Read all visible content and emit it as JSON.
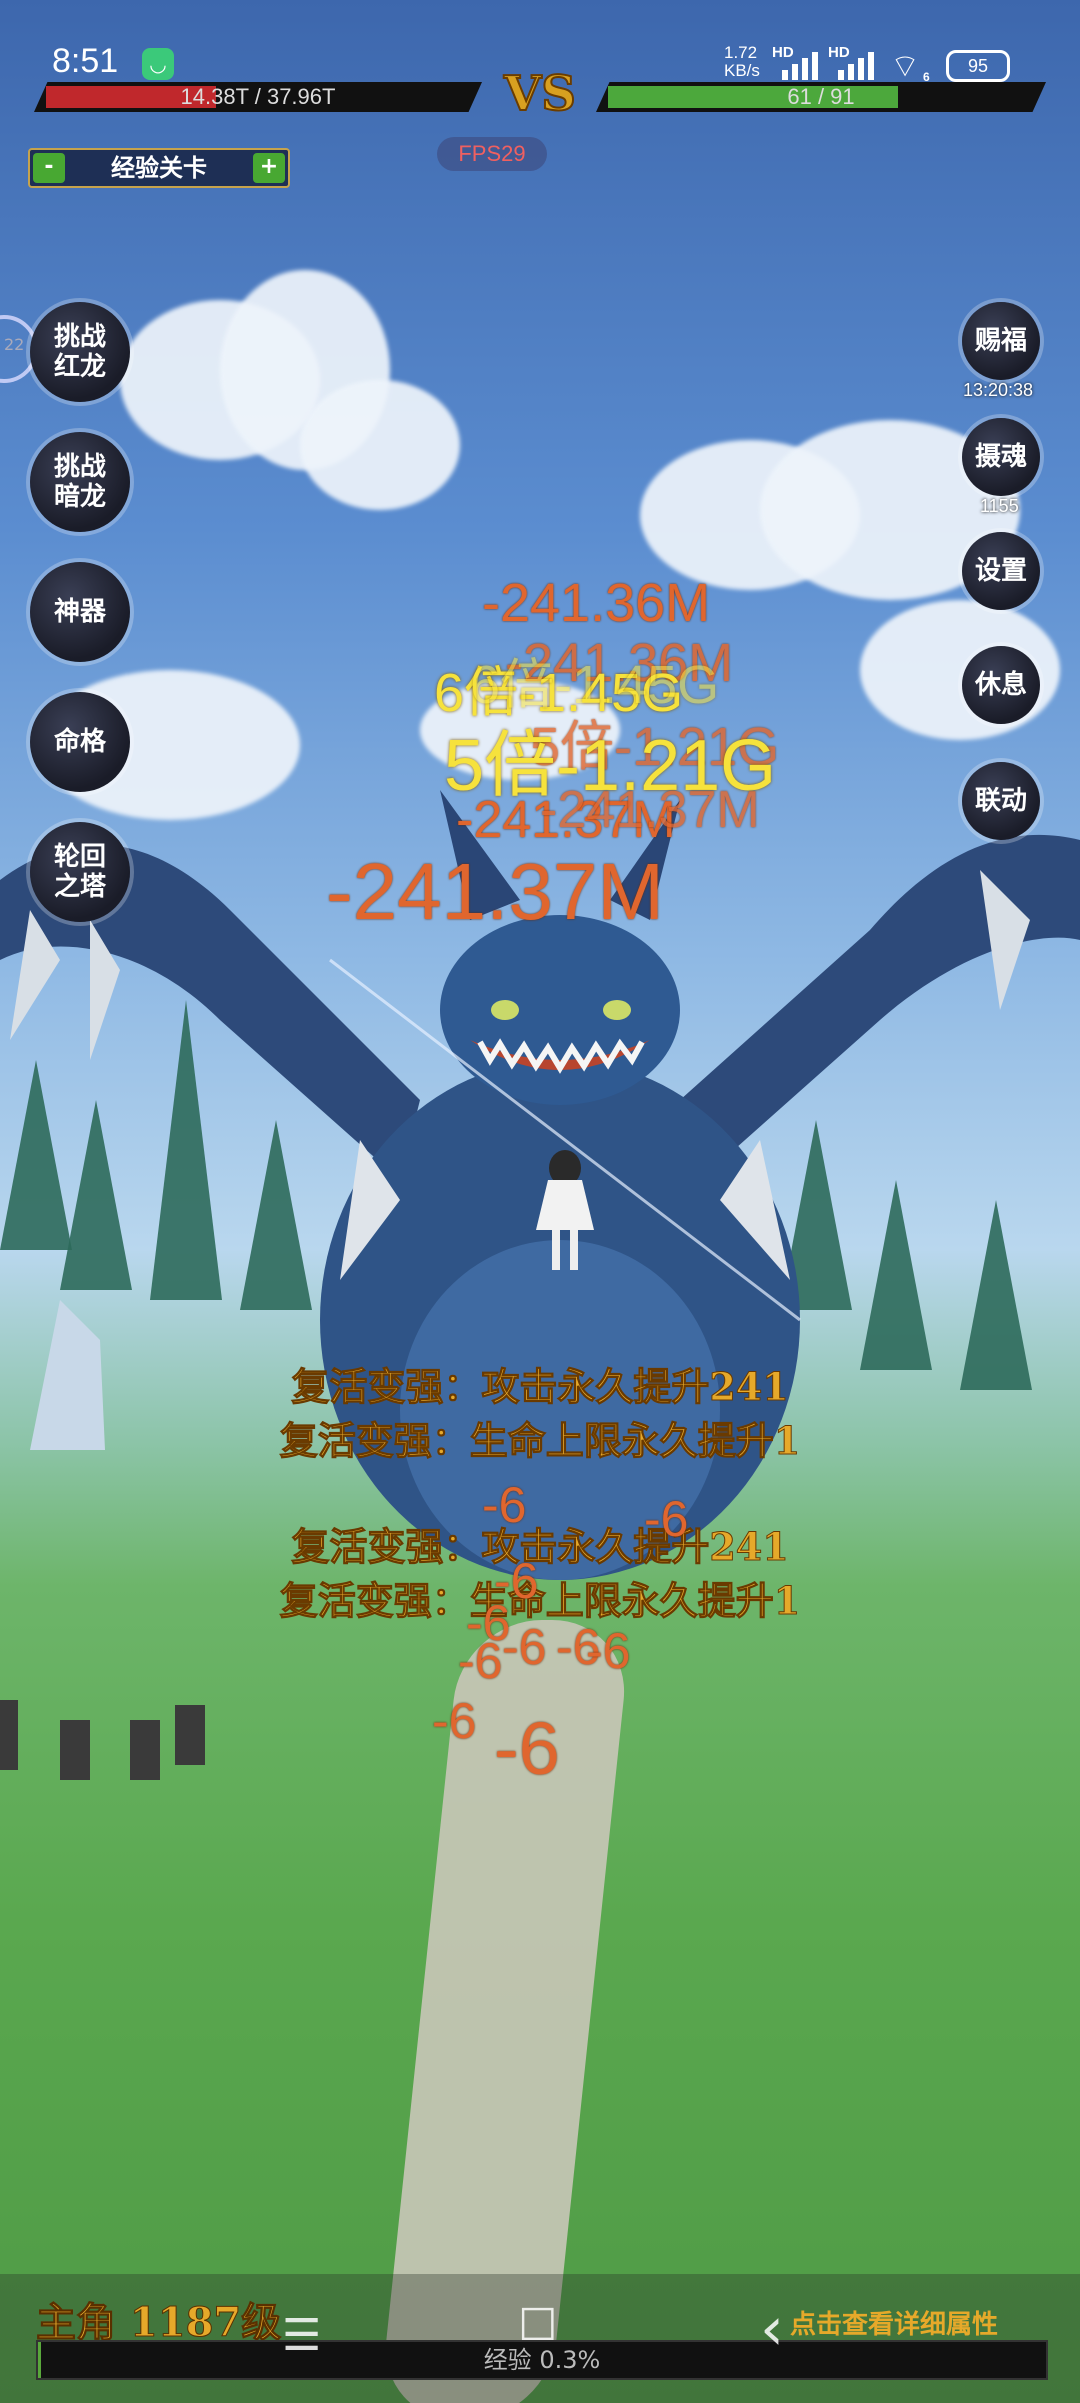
{
  "status_bar": {
    "time": "8:51",
    "net_speed_value": "1.72",
    "net_speed_unit": "KB/s",
    "hd1": "HD",
    "hd2": "HD",
    "sim_label": "6",
    "battery": "95"
  },
  "player_hp": {
    "text": "14.38T / 37.96T",
    "fraction": 0.379
  },
  "enemy_hp": {
    "text": "61 / 91",
    "fraction": 0.67
  },
  "vs_label": "VS",
  "fps": "FPS29",
  "level_selector": {
    "minus": "-",
    "label": "经验关卡",
    "plus": "+"
  },
  "left_buttons": [
    {
      "label_line1": "挑战",
      "label_line2": "红龙"
    },
    {
      "label_line1": "挑战",
      "label_line2": "暗龙"
    },
    {
      "label_line1": "神器",
      "label_line2": ""
    },
    {
      "label_line1": "命格",
      "label_line2": ""
    },
    {
      "label_line1": "轮回",
      "label_line2": "之塔"
    }
  ],
  "left_edge_badge": "22",
  "right_buttons": [
    {
      "label": "赐福",
      "sub": "13:20:38"
    },
    {
      "label": "摄魂",
      "sub": "1155"
    },
    {
      "label": "设置",
      "sub": ""
    },
    {
      "label": "休息",
      "sub": ""
    },
    {
      "label": "联动",
      "sub": ""
    }
  ],
  "floating_damage": {
    "d1": "-241.36M",
    "d2": "-241.36M",
    "d3": "6倍-1.45G",
    "d4": "6倍-1.45G",
    "d5": "5倍-1.21G",
    "d6": "-241.37M",
    "d7": "-241.37M",
    "d8": "-241.37M",
    "d9": "5倍-1.21G",
    "s1": "-6",
    "s2": "-6",
    "s3": "-6",
    "s4": "-6",
    "s5": "-6",
    "s6": "-6",
    "s7": "-6",
    "s8": "-6",
    "s9": "-6",
    "s10": "-6"
  },
  "messages": [
    "复活变强：攻击永久提升241",
    "复活变强：生命上限永久提升1",
    "复活变强：攻击永久提升241",
    "复活变强：生命上限永久提升1"
  ],
  "bottom": {
    "main_role": "主角 1187级",
    "detail_link": "点击查看详细属性",
    "exp_text": "经验 0.3%",
    "exp_fraction": 0.003
  },
  "nav": {
    "menu": "☰",
    "home": "☐",
    "back": "‹"
  }
}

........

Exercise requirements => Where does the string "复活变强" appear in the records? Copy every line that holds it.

Task solution =>
    "复活变强：攻击永久提升241",
    "复活变强：生命上限永久提升1",
    "复活变强：攻击永久提升241",
    "复活变强：生命上限永久提升1"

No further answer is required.